Another aspect of the future training environment will be the continuing incorporation of joint intelligence training into our training routine at the NMITC. Our people will have to be smart about the operational environment and requirements of the Navy and Marine Corps. They will also need to have a basic understanding of the warfare requirements of the other Services and how these come together in the joint environment. We must instruct our people in the concepts of how "jointness" comes into play and the systems the other Services are using to manage and manipulate data. Someday, these systems might have enough commonality to enable training on common hardware and software applications. Meanwhile, we are entering this joint field by establishing specific joint training courses for operational intelligence systems, and joint task force intelligence management. The current NMITC mid- career course is also moving toward the joint environment. We continue to call on the national and joint leadership to lecture at this course and are slowly expanding the participation of the other Services.

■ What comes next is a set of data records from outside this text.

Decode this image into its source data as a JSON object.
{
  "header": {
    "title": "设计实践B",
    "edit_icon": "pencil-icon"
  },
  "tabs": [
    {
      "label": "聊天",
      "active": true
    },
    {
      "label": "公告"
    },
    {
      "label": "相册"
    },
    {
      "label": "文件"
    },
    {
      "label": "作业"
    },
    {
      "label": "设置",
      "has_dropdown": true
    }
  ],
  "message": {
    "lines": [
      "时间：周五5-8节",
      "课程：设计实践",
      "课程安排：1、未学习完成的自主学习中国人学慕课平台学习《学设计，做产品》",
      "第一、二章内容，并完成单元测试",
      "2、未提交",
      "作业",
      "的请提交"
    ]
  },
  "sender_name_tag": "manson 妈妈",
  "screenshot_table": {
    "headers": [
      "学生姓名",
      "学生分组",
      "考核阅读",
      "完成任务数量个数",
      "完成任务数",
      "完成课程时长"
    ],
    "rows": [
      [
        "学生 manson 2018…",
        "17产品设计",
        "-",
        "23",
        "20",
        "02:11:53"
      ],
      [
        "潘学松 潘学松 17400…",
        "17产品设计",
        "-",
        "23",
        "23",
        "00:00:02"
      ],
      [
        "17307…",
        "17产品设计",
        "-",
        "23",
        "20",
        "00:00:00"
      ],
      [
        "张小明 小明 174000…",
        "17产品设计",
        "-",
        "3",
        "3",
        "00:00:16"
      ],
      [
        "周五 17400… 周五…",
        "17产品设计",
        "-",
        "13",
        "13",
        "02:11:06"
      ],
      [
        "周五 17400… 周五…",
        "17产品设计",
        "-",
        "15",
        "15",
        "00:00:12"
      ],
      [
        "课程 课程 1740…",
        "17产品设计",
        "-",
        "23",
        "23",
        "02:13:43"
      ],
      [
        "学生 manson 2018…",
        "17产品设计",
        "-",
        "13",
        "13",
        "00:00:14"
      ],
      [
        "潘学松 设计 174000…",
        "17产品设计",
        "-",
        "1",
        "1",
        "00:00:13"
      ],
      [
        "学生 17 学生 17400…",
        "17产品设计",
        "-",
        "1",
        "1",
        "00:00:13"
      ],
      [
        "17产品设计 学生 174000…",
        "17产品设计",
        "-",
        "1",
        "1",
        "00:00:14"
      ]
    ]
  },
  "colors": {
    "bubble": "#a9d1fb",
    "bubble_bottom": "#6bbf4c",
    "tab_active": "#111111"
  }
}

Reserve Unit Training

One can readily see the applications the above training will have on our intelligence forces. We envision being able to tele-train entire reserve units from a common studio at the NMITC. Besides saving training resources, this will allow us to keep the reserve intelligence force current on many operational and training issues. This is particularly important for joint items which the reserves are routinely taking on in support of the active Services.


Where will all this take us down the long road? We plan to eventually have a training system where the customer could tune in to training sessions taught in a schoolhouse and transmitted via a VTT signal. Intelligence center managers could assess their organizational strengths and weaknesses. Using that assessment, they could, for the first time, be able to develop a time-shared training plan to reinforce or correct any deficiencies. We could use some of this same technology to teach our in-residence basic courses.
In summary, these are exciting times in the training world. We need to integrate conventional training wisdom and practices, still the solid foundation for professionalism, with some of the new and exciting training techniques. At the NMITC, I think we have devised a pathway into the future that incorporates these advances while ensuring we remain committed to our basic training requirements for future Navy and Marine Corps intelligence professionals.
Prior to his retirement in August 1995, Captain Notz served three years as Commander, NMITC. He is a 1995 recipient of the National Military Intelligence Association Rufus L. Taylor Award for Naval Intelligence Professional Excellence. Captain Notz graduated from the University of Scranton in Pennsylvania. He has held numerous staff and command positions in intelligence elements ashore and afloat, including Deputy Director for Intelligence at U.S. European Command.